Understanding autism
Understanding autism

This free course is available to start right now. Review the full course description and key learning outcomes and create an account and enrol if you want a free statement of participation.

Free course

Understanding autism

6.2 Accompanying medical and psychological difficulties

In some individuals, autism goes together with other physical or psychological health problems. Perhaps the most common of these is epilepsy. It is estimated that up to one third of people on the autism spectrum may be prone to epilepsy, which is more common in ‘low-functioning’ autism (Viscidi et al., 2013). Some researchers believe that there are common sources for the atypical brain activity associated with autism and epilepsy. Fortunately there is a range of medications and treatment which can help to prevent seizures occurring, but sadly this is not always the case.

Other common problems that co-occur in some cases of autism are dyslexia, Attention Deficit Hyperactivity Disorder (ADHD) and Obsessive Compulsive Disorder (OCD).

Here Alex talks about his obsession with handwashing, and how he overcame it.

Download this video clip.Video player: boc_aut_1_video_week2_6_1_alex.mp4
Skip transcript

Transcript

ALEX:
I had OCD as well. I have it. And again, I think that's quite common, more common with people with autism. But I would actually wash my hands because I was scared of germs. I'd go and wash my hands like six times each time I went to toilet, so I'd end up washing my hands 80 to 100 times a day.
And I did CBT for that. And one of the things they did with me was exposure therapy. And so they made me, for example, touch the floor, and then I'd have to delay hand washing and increase each time to teach myself there's nothing wrong with it and to get over the fear.
End transcript
Copy this transcript to the clipboard
Print this transcript
 
Interactive feature not available in single page view (see it in standard view).

Depression and anxiety are also common in autistic people, and there may be many reasons for this. At school, young people with autism often experience bullying, because others perceive them as different or eccentric, and this may lead to low self-esteem and social isolation. Similarly at college, university or in the workplace, autistic people may find it hard to fit in and make friends, suffering all the more because they don’t understand why.

Here Alex talks about his experiences of bullying at school.

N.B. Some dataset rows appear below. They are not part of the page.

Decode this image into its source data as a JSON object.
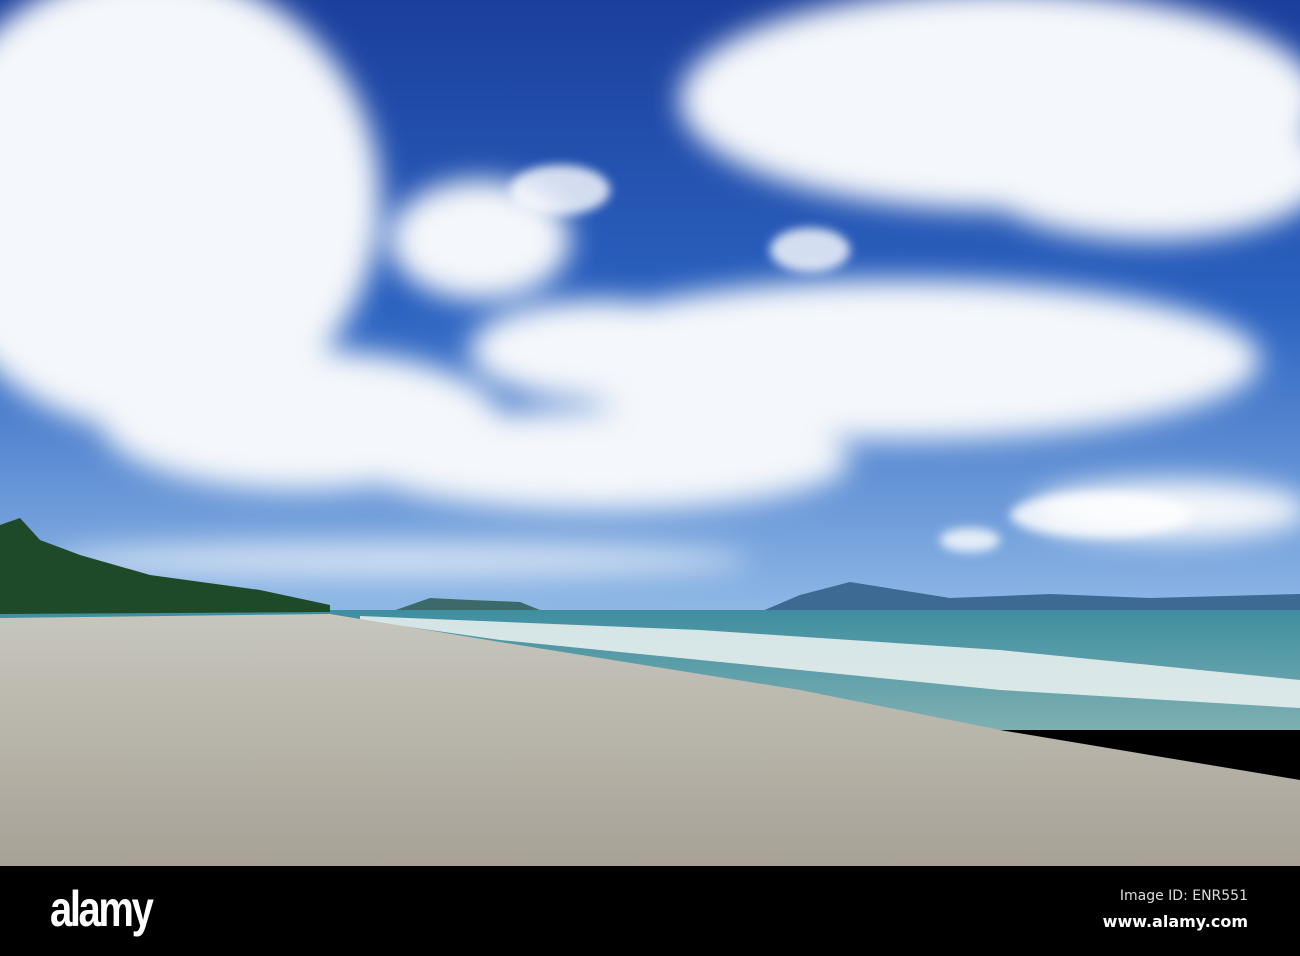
{
  "image": {
    "subject": "beach-seascape",
    "watermark": "alamy"
  },
  "footer": {
    "logo": "alamy",
    "image_id": "Image ID: ENR551",
    "website": "www.alamy.com"
  },
  "colors": {
    "sky_deep": "#1b3f9c",
    "sky_light": "#5b95d8",
    "sea": "#3f8f9c",
    "sand": "#b9b6ab",
    "bar": "#000000"
  }
}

Download this video clip.Video player: boc_aut_1_video_week2_6_2_alex.mp4
Skip transcript

Transcript

ILONA:
In what ways do you think having autism affected you when you were growing up?
ALEX:
The main one, I think-- and this is the same for I would say anybody that's a bit different, is that the bullies like to pick on people who they think are different because it gives them satisfaction. So I think I was bit more prone to bullying, and I was bullied at school. But I got through it.
ILONA:
How do you think you managed to get through that? What strategies did you use?
ALEX:
Took me a while to learn them, but quite often, the best thing to do I'd say is ignore them. Because they want a reaction, and if you don't give it to them, I've learned-- and this is what people have told me, they'll find someone else. So just ignore them.
ILONA:
And apart from the bullying, can you tell us about any other particular problems that your autism caused you when you were a child?
ALEX:
This isn't so much of an issue now, because I've met some really great people as I got older, but I would say when I was at school, I didn't have especially that many friends. I only had about three or four. But now, I know a lot of people, so I'm getting better. And obviously going to work and studying, I've met all sorts of people with similar interests to me, so that helps.
End transcript
Copy this transcript to the clipboard
Print this transcript
 
Interactive feature not available in single page view (see it in standard view).

The NAS (National Autistic Society 2018a; 2018b) has further information about all the problems discussed in this section.

AUT_1

Take your learning further

Making the decision to study can be a big step, which is why you'll want a trusted University. The Open University has nearly 50 years’ experience delivering flexible learning and 170,000 students are studying with us right now. Take a look at all Open University courses.

If you are new to university level study, find out more about the types of qualifications we offer, including our entry level Access courses and Certificates.

Not ready for University study then browse over 900 free courses on OpenLearn and sign up to our newsletter to hear about new free courses as they are released.

Every year, thousands of students decide to study with The Open University. With over 120 qualifications, we’ve got the right course for you.

Request an Open University prospectus